MPT, on the other hand, advocates for a passive investment strategy, where investors build portfolios based on broad market indexes and hold them for the long haul. Passive investing not only reduces fees and transaction costs but also ensures broad market exposure, resulting in more reliable and consistent returns over time.
6. Reducing Emotional Bias
One of the biggest challenges for investors on Wall Street is the emotional rollercoaster that comes with market fluctuations. Fear and greed often drive investors to make irrational decisions, leading to buying high and selling low, the exact opposite of what a successful investor should do.
MPT addresses this emotional bias by encouraging a rational and systematic investment approach.
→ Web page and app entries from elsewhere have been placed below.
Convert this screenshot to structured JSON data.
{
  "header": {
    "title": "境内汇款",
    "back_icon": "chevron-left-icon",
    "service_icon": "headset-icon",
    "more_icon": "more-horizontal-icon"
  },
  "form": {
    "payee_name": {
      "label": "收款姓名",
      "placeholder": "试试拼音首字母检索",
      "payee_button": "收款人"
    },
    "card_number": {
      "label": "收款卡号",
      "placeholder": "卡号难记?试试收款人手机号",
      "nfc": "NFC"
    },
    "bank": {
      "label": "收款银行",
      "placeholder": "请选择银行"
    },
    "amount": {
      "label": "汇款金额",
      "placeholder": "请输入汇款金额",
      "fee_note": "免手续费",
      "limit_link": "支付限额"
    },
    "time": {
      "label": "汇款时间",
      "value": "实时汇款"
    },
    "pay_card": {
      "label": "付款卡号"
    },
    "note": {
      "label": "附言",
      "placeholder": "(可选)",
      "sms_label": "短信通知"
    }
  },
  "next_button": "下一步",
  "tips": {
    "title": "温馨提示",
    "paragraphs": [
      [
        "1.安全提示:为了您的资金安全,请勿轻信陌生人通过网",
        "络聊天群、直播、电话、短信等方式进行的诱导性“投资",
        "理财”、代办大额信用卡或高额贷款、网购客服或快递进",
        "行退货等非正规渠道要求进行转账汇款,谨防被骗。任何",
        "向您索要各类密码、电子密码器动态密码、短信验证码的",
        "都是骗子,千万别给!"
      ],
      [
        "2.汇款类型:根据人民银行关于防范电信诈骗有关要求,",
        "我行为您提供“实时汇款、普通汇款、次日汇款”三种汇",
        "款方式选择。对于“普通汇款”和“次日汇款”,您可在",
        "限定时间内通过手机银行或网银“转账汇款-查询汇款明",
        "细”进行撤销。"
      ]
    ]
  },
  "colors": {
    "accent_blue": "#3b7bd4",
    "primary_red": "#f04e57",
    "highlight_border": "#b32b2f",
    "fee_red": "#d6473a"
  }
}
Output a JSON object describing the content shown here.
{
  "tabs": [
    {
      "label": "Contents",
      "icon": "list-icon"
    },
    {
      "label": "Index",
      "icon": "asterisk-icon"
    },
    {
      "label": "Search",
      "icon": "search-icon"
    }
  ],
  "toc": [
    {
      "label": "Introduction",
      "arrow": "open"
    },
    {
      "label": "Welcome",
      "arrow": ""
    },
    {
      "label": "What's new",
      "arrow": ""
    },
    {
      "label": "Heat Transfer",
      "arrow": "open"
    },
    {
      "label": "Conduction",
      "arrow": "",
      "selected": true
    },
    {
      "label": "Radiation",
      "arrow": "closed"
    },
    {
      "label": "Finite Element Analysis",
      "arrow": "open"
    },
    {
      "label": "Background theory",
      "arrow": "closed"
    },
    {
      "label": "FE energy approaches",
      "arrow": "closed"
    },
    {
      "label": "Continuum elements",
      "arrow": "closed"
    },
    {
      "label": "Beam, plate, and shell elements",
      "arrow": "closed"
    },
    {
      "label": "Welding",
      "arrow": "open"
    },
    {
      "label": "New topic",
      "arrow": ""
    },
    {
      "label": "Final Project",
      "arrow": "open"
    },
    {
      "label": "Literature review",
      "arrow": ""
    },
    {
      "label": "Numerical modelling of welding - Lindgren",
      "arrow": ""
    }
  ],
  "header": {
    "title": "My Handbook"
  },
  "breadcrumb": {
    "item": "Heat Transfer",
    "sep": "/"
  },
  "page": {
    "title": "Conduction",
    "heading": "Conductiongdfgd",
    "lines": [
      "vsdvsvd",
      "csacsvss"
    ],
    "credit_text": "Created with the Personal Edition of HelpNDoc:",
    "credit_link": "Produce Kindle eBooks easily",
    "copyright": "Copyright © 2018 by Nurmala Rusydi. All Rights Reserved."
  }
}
By focusing on asset allocation, diversification, and a long-term outlook, investors can better manage their emotions and avoid falling prey to impulsive and detrimental actions.
7. Real-World Success of MPT
The real-world success of Modern Portfolio Theory speaks volumes about its potential benefits for investors. Institutional investors such as pension funds, endowments, and foundations have widely adopted MPT principles to manage their vast portfolios. Additionally, a growing number of individual investors are turning to index funds and exchange-traded funds (ETFs) that track broad market indexes, embracing passive investing and the principles of MPT.
While Wall Street may entice investors with promises of quick riches and market-beating strategies, Modern Portfolio Theory offers a compelling and time-tested alternative. By focusing on diversification, risk management, a long-term perspective, and a passive investment approach, MPT empowers investors to navigate the financial markets with greater confidence and achieve their financial goals with greater consistency.
Rather than following the daily fluctuations of Wall Street, investors can take a step back and embrace the wisdom of MPT to build robust and prosperous investment portfolios. The principles of MPT are not mere theoretical constructs; they represent a practical roadmap to investment success that has stood the test of time and can continue to guide investors toward a brighter financial future.
As Nobel laureate Harry Markowitz once said, “Diversification is the only free lunch in finance.” By heeding the wisdom of Modern Portfolio Theory, investors can savor this free lunch and pave their path to financial prosperity.
Disclaimer: The information provided in this blog post is for educational purposes only and should not be considered as financial advice. Please consult with a qualified financial advisor before making any investment decisions.